▸ RECORDS FOR THE EXERCISE
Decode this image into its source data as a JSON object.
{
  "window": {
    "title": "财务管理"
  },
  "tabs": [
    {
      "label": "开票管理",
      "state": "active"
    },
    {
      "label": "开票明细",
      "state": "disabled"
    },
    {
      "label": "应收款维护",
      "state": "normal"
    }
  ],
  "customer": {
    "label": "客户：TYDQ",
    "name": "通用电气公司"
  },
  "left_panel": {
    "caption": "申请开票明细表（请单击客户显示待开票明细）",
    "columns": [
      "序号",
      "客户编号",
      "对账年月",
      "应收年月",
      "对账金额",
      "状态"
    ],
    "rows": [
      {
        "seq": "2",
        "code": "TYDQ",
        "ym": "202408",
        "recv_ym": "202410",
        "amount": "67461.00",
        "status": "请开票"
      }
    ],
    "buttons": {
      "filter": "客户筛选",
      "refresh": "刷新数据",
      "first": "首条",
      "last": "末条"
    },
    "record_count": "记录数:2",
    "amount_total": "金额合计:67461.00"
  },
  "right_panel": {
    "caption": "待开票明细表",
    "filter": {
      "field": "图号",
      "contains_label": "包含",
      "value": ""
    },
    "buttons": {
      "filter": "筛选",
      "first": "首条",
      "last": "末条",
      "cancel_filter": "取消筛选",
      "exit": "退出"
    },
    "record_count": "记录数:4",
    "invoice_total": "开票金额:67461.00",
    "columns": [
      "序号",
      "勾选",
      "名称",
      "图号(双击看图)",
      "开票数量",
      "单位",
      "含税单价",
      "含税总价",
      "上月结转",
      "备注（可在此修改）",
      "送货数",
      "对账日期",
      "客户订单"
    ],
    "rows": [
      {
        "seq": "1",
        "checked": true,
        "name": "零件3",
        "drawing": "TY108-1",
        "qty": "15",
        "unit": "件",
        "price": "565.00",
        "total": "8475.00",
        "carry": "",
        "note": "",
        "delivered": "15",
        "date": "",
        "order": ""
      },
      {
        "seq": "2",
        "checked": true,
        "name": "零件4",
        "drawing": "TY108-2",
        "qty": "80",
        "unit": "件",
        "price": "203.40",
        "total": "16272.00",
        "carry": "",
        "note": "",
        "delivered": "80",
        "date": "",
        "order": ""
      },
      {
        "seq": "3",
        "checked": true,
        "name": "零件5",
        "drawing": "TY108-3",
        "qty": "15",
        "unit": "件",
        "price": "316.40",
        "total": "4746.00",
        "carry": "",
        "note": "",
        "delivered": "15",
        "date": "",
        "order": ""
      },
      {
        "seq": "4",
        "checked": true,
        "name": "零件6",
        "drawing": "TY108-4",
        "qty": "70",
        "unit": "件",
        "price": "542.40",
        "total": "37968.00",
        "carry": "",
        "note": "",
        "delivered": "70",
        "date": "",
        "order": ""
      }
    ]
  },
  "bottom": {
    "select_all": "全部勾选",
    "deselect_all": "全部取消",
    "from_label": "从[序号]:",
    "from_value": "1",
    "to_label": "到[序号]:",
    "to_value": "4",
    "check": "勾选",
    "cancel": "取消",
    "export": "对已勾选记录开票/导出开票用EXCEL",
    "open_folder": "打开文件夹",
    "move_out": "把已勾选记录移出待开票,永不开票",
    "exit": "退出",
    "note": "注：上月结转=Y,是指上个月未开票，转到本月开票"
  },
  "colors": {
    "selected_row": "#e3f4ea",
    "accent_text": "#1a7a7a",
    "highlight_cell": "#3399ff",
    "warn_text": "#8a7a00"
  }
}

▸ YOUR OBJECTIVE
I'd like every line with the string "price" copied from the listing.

▸ ANSWER SPACE
        "price": "565.00",
        "price": "203.40",
        "price": "316.40",
        "price": "542.40",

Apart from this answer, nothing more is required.